● WORK REQUIRED: Would you please copy every line below that includes the string "Current"?

--- --- ---

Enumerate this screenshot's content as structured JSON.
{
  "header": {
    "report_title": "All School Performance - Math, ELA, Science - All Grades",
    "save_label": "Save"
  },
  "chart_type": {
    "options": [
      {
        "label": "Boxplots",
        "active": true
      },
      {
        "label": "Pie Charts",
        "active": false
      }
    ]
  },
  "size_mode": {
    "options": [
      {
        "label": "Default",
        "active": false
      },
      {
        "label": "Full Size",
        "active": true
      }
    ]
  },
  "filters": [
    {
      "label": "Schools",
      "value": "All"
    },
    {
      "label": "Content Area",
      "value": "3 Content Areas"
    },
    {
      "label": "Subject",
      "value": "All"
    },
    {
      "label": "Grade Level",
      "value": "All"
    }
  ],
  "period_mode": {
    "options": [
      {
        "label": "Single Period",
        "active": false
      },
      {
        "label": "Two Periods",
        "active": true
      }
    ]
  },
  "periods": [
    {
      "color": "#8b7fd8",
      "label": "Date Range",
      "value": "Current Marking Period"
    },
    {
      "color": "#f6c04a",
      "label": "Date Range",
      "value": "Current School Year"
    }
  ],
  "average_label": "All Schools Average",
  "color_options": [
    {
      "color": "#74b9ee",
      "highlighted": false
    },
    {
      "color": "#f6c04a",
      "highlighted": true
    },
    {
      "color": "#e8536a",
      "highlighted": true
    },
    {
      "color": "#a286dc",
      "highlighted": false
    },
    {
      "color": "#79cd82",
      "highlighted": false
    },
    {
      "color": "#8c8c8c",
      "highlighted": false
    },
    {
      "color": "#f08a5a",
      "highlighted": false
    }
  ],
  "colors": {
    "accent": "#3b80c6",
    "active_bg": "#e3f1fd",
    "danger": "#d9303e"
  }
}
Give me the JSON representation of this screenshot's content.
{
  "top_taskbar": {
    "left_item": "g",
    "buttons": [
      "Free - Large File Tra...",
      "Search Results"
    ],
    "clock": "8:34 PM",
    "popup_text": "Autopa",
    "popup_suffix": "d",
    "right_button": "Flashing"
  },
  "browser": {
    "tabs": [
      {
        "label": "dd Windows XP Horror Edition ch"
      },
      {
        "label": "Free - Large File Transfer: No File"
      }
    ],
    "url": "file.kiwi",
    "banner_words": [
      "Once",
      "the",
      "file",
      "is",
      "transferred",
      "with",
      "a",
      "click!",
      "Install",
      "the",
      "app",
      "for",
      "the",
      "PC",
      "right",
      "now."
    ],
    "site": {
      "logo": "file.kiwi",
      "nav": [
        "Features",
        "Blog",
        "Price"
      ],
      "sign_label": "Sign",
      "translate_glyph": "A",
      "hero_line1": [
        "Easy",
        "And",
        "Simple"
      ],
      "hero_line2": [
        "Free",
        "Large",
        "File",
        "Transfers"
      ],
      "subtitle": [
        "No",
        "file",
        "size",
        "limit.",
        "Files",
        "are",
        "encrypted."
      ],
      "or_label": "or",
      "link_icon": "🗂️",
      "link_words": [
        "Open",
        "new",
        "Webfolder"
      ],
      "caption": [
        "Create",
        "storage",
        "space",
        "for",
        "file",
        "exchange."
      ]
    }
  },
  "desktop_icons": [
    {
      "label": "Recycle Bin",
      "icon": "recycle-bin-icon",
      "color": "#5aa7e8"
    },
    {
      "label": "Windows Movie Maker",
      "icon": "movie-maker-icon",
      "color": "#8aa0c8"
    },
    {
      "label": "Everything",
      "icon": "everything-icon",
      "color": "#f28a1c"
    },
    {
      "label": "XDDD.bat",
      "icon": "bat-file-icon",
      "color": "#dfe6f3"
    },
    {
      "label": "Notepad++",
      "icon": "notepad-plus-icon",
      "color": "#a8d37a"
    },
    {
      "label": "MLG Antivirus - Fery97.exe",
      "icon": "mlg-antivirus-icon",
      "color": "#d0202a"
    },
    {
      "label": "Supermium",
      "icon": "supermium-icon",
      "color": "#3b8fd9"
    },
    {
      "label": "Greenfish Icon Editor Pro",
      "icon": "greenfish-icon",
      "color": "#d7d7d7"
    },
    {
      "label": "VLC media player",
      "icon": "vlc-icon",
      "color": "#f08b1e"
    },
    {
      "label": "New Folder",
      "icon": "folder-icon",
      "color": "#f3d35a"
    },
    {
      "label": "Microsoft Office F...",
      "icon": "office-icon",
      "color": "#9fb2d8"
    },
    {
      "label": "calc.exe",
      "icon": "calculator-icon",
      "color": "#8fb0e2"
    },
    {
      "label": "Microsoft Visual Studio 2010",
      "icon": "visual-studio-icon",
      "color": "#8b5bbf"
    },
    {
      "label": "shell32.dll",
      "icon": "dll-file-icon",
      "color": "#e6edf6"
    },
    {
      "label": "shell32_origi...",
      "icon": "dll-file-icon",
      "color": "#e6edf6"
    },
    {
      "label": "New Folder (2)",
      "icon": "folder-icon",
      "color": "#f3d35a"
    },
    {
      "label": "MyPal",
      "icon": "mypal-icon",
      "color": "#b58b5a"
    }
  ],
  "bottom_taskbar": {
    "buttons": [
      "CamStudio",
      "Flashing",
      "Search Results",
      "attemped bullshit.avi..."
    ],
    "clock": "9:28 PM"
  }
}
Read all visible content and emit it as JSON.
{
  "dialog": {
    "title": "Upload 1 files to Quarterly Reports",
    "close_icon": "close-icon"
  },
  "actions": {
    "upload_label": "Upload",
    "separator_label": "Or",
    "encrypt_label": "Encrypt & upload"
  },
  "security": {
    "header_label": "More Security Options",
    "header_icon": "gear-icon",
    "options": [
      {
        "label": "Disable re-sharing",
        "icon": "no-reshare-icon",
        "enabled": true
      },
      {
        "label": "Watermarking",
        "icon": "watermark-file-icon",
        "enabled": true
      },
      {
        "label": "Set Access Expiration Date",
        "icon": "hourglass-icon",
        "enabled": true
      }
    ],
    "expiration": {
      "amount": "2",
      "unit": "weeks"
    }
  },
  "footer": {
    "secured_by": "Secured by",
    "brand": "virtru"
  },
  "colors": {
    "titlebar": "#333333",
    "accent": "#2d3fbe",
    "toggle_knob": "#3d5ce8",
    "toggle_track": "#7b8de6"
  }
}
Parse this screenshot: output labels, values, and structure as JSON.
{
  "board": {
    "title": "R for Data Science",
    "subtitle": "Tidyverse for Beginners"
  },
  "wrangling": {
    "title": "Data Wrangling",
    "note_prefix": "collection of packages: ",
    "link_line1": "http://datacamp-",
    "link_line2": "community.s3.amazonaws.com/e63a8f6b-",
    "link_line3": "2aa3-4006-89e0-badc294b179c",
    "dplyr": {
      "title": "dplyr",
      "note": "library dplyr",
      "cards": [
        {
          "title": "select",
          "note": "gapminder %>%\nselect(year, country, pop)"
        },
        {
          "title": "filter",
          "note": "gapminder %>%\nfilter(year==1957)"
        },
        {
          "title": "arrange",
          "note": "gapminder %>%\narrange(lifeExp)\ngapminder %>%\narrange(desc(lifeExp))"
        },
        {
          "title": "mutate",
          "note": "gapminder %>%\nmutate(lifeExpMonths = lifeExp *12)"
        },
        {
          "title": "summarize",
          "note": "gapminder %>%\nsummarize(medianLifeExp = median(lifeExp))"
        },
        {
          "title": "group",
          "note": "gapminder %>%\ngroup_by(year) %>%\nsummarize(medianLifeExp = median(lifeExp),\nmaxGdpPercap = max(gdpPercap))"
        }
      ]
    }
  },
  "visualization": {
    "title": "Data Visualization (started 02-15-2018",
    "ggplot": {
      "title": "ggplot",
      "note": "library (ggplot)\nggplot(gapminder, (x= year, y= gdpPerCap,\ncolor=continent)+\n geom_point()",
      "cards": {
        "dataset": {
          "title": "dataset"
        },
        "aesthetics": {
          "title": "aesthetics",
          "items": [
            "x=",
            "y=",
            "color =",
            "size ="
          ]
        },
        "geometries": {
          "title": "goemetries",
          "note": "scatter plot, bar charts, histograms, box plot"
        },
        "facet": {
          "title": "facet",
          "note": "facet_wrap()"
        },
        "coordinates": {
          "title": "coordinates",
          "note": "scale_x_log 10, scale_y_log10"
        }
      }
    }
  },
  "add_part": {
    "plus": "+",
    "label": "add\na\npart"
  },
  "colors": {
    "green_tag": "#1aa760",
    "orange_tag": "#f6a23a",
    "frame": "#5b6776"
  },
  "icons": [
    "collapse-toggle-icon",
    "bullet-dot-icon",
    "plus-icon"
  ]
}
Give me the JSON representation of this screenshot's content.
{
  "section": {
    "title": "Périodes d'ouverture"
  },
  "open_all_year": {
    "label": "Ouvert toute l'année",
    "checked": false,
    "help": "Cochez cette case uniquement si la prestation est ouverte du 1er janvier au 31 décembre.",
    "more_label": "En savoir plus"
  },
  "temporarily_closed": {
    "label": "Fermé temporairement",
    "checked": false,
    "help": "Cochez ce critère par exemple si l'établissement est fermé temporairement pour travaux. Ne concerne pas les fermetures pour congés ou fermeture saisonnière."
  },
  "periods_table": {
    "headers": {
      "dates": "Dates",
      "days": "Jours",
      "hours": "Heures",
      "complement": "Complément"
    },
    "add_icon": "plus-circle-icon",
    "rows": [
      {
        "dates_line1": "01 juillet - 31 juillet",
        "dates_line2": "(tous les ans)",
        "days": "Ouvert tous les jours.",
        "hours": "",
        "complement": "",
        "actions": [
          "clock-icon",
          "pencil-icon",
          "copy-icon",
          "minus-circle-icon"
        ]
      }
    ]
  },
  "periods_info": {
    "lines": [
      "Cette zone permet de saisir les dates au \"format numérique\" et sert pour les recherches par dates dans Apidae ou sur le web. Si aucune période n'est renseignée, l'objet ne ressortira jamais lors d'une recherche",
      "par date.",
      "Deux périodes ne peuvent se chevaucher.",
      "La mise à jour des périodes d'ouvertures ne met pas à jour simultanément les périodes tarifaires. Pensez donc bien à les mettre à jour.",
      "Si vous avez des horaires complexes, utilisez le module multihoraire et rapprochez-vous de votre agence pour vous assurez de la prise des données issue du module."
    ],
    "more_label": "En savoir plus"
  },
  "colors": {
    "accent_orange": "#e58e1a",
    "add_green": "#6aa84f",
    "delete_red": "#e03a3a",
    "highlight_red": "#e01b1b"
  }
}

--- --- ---

● EXPECTED ANSWER:
      "value": "Current Marking Period"
      "value": "Current School Year"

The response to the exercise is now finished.